Illinois State Trooper Jason Wilson began training for violent intruder procedures in October, 2012. Two months later, 26 lives were taken by a single gunman at the massacre at Sandy Hook Elementary in Newtown, Conn.
“That really seemed to touch off this type of training,” Wilson said. After Sandy Hook, a movement began to train everyone from preschool to college age about what actions to take in the event of a violent intruder.
Last spring, Knox joined that movement and hosted a presentation by Wilson called Active Shooter Civilian Response.
Wilson was brought to Knox by Director of Government and Community Relations Karrie Heartlein and Disaster Corps, a new club at Knox dedicated to preparing the student body for emergencies.
President of Disaster Corps Jasmine Artis remembers the event as a success that garnered lots of student interest and a high turnout. The sophomore attributes this to the relevancy of the issue to college students. “Periodically there are incidents throughout the U.S. when someone will come and shoot up the school,” Artis said. “We felt it would be important for students to know how to react to that in a manner that would help alleviate the issue to a certain degree.”
Workshops aren’t the only steps being taken to keep the Knox community safe.
Over the summer, an email from Campus Safety officer Dan Robinson was sent to the campus bulletin about the the new and updated emergency procedures of Knox College.
The purple and yellow document lists recommended actions for multiple emergencies, one of which may have caught the reader’s attention more quickly than the others.
At the bottom lefthand corner is a box titled “ACTIVE SHOOTER” in all caps.
Robinson, who contributed to the creation of this document, said the phrase was new to the document, which was updated from the previous procedures.

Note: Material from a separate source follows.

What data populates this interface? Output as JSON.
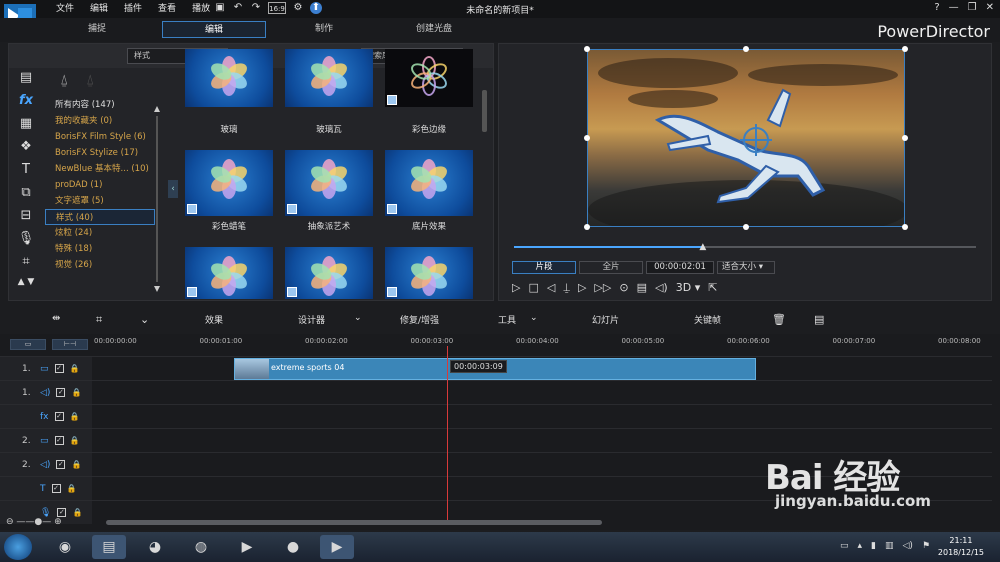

“Everybody understands what an active shooter is,” Robinson said. “So we gave everybody what we thought would be useful advice.”
Many people on campus including other Campus Safety employees, senior staff, and the communications office were involved in the making of the document.
Knox’s new response guidelines in an active shooter scenario advises students to lock doors, barricade rooms and silence electronic devices, among other precautions. Upon reviewing Knox’s new guidelines, Wilson found it to be similar to what he teaches and consistent with the national movement on these issues.
“It’s unfortunate that this has become something that we need to train nearly every individual in the country,” said Wilson, who wants people to understand that “they can react and act to a situation like this with a good solid plan that doesn’t include sitting in the corner and hoping for the police officers to show up.”
According to the FBI, 66.9 percent of active shooter attacks between 2000 and 2013 ended before the police arrived on the scene.
At Robinson’s request, Wilson is currently scheduled to return to Knox this October to give the same presentation again on responding to an active shooter scenario.
While Wilson advocates for the awareness of the possibility of an active shooter, he tries to keep the risk in context as well.
“It’s an issue that we need to address but it’s not something we need to focus on by itself.” At the end of his training session, he usually leaves the audience with one message:
“If I could give you my best life saving tip, it’s to wear your seatbelt.”